Implemented in June 2020, during the height of the COVID-19 pandemic and a political crisis in Venezuela, the goal of the project was to help Venezuelan migrants and vulnerable local residents achieve socioeconomic security by gaining greater access to financial products and services, entrepreneurship and employment programs, and to employ a strategy to help women avoid gender-based violence.
“A year later, we observed with satisfaction the achievements of the project that generate opportunities and impact in the lives of our beneficiaries and their families. 27,948 beneficiaries have access to financial services and, for the first time, Venezuelan migrants have access to loans in their host countries, demonstrating the openness of financial entities with this migrant and refugee community,” said Jene Thomas, mission director of USAID Peru, at a Sept. 17 virtual event held to share the lessons learned with partners, allies and government representatives from Peru and Ecuador.
In its first year, the project also managed to support 2,519 Venezuelan, Peruvian, and Ecuadorian entrepreneurs through business development programs, including the School of Dreamers in Peru and the Entrepreneur Camp in Ecuador.
“Alone it is very difficult to move forward. That is why your help was very necessary—from everything we learned in the training and from the seed capital fund that helped us strengthen the business. Today, we can no longer say that the pandemic affected us, because we feel the opposite,” said Romel Gonzalez, an Ecuadorian entrepreneur.
In addition, EIP supported 781 Venezuelan professionals in revalidating their university degrees so they can practice their profession in their host country, including doctors who are already on the front lines of the battle against COVID-19, teachers, dentists, accountants and administrators. EIP also trained 1,507 beneficiaries in strengthening professional skills, so they have access to new or better jobs.
“Behind each of us there is a family of three, five or 10 people, so the number of people that you have supported is much higher, because not only are you helping those of us who are here, but you are helping those who are still there, in Venezuela, and they depend on us. I thank you because you gave me a break at a time when I was going through a suffocating situation,” said Jessica Álvarez, a Venezuelan doctor who now practices her profession in Lima.
Since its inception, the project has also worked to strengthen its practice with financial education programs that have already reached 4,885 beneficiaries. EIP has also had success implementing a strategy aimed at the prevention of gender-based violence, reaching thousands of women, who make up 62% of all EIP program participants.
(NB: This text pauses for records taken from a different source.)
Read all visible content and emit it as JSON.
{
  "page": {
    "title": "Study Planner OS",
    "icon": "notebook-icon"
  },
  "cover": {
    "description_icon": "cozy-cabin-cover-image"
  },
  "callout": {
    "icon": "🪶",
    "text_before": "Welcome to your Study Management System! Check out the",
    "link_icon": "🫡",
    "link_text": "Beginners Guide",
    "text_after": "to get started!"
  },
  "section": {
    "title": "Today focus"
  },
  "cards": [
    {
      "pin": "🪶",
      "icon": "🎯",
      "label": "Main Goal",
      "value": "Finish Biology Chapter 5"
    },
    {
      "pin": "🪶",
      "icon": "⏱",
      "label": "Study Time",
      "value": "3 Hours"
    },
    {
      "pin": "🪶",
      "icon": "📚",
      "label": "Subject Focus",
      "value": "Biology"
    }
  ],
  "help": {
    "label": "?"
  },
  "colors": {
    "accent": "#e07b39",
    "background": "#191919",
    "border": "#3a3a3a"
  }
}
"All these impacts would not be possible without the collaboration and commitment of the more than 40 partners and allies that work with the Economic Inclusion Project in Peru and Ecuador, which is prepared to continue generating opportunities in its second year," said Oscar Guzmán, director of the Economic Inclusion Project.